FYI:Who was Sir Richard Owen?
The paleontologist, who rose from a poor background in Lancashire to become something close to what we might consider a celebrity scientist today, went on to establish London’s Natural History Museum in 1881. He coined the word “dinosaur” in 1842 and said they were like “terrible lizards”.
Sir Richard Owen

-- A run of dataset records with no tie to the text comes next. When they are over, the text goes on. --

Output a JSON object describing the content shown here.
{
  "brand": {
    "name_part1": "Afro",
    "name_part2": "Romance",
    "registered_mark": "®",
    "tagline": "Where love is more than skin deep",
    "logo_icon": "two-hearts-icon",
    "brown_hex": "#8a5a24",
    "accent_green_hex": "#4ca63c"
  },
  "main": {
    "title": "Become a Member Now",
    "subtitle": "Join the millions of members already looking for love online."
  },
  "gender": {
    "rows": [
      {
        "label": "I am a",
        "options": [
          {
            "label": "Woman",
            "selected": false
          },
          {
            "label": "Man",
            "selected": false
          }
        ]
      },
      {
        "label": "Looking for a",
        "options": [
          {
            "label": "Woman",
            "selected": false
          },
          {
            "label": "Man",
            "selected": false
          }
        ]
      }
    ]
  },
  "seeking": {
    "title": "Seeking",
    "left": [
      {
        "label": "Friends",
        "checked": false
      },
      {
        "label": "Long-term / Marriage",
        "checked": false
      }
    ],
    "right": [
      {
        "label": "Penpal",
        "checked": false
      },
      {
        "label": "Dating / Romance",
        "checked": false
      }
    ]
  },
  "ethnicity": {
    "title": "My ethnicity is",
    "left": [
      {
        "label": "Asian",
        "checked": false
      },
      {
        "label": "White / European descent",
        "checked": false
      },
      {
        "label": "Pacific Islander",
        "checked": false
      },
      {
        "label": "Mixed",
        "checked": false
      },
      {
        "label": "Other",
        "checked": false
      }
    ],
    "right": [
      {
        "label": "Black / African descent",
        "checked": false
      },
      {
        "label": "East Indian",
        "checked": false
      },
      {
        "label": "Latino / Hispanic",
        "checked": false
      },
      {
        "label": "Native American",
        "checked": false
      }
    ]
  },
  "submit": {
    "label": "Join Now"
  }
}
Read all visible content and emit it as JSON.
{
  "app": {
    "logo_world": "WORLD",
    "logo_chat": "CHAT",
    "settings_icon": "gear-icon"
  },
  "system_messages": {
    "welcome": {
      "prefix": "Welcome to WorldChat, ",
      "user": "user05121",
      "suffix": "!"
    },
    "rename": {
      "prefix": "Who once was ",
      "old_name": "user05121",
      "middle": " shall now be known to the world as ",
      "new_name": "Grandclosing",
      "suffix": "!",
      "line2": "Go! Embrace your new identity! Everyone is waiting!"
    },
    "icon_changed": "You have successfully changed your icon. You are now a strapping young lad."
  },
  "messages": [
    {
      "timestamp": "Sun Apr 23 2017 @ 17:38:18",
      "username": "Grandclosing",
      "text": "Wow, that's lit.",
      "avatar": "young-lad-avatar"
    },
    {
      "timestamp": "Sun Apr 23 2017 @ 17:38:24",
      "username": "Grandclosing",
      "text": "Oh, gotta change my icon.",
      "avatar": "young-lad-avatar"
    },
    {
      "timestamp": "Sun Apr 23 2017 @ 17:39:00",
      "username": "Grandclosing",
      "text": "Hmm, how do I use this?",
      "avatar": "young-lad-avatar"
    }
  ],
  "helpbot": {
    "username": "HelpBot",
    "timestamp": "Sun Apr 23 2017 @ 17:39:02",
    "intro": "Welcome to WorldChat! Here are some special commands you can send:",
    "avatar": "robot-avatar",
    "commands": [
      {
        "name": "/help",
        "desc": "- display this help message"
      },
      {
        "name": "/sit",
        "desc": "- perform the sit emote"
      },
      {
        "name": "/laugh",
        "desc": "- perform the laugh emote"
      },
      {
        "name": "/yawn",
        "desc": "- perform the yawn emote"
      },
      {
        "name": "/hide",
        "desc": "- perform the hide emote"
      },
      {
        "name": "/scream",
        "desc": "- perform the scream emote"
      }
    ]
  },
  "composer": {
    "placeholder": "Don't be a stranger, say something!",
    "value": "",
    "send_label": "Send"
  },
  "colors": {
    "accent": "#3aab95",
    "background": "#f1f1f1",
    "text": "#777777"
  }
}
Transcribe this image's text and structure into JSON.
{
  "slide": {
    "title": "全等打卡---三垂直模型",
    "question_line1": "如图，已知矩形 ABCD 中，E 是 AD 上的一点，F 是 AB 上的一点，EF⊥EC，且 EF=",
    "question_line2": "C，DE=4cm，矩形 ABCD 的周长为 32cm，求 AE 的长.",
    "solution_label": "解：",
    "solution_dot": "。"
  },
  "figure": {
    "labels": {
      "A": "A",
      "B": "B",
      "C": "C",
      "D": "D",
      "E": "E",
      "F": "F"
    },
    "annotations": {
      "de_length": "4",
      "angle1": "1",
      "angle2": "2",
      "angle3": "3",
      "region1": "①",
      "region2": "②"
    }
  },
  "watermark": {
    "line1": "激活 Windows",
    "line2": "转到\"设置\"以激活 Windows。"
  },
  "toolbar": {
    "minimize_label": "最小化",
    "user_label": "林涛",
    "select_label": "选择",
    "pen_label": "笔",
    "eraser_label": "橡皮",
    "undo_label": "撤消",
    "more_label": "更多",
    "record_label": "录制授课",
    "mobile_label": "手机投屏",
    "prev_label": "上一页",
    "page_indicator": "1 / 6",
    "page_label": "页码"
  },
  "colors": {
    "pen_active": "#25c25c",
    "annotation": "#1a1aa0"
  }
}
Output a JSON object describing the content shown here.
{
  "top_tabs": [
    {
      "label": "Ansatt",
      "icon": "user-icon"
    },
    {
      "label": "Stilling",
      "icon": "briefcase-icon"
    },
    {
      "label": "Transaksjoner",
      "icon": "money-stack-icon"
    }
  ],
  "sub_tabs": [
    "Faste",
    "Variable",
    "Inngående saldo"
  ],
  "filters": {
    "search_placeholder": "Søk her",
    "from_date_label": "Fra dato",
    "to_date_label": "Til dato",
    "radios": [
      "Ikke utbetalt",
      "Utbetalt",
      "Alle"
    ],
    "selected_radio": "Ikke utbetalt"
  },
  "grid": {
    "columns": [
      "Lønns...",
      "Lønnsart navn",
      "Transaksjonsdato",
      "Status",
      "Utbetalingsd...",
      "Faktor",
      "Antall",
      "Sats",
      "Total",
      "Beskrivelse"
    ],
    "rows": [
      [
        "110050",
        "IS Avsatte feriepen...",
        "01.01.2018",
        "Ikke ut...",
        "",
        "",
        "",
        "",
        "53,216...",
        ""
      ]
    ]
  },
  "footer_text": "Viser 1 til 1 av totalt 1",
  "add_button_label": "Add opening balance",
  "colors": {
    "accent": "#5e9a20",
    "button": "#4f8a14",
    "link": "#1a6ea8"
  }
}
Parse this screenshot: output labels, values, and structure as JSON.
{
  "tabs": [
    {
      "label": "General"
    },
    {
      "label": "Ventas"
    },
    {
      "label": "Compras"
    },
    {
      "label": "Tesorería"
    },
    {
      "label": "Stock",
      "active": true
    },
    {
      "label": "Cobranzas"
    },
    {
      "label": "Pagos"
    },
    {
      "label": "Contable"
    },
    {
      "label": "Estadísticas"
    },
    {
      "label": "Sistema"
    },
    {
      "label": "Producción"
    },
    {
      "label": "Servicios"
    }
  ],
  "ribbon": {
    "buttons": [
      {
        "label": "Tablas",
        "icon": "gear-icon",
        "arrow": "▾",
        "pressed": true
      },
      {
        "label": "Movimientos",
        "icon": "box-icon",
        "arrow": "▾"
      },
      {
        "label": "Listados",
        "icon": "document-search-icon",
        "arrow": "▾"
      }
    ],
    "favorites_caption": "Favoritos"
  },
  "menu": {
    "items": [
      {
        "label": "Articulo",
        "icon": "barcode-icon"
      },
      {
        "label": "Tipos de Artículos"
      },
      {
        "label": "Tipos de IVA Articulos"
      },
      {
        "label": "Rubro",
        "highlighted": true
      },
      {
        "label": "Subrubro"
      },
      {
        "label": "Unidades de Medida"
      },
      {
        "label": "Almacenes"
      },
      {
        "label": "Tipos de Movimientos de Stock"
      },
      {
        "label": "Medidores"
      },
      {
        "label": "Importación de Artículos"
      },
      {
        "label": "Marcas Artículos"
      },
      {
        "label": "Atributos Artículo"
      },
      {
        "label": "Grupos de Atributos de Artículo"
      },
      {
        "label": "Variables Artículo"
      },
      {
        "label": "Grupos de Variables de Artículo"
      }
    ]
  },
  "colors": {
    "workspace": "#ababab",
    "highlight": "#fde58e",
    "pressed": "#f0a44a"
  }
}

He was labeled “impudent” by teachers at Lancaster Royal Grammar School, which he attended from 1809 to 1819. The current head teacher at the school, Dr. Chris Pyle, says, “it seems he was extremely stubborn, knew exactly what he wanted, was incredibly clever, but not in any way a conformist.” He developed a reputation for controversy, was accused of stealing other scientists’ specimens and undermining people by writing anonymous reviews of their work. Owen’s contemporary and rival Gideon Mantell described him as “overpaid, over-praised and cursed with a jealous monopolizing spirit.” He was also said to have clashed with another great Victorian scientist, Charles Darwin. Owen agreed with Darwin that evolution occurred, but thought it was more complex than outlined in Darwin’s On the Origin of Species . Owen worked on some specimens recovered during Darwin’s famous Beagle expedition.Dr. David Williams of the Natural History Museum, feels that Owen’s controversial reputation should not be allowed to cloud his scientific achievements. Many of the systems he put in place for researching the anatomy of species remain important today. As well as his academic research, he was motivated by a desire to share the latest specimens and theories with the public and that is why he established the museum. He wanted people to see and to study for themselves. The word dinosaur has its roots in the Greek for “terrible lizard”, but Dr. Williams feels that Owen would have meant the word “terrible” to be understood as “awesome” or “fearfully great”.
Owen’s aim was not just to describe these wonderful creatures, but to find a home for them so that the public would be able to appreciate how wonderful and important they were. After years of work the doors opened in South Kensington where the museum stands as a testament to his persistence and genius.
“Despite the forecast, live like it’s Spring.” – Lily Pulitzer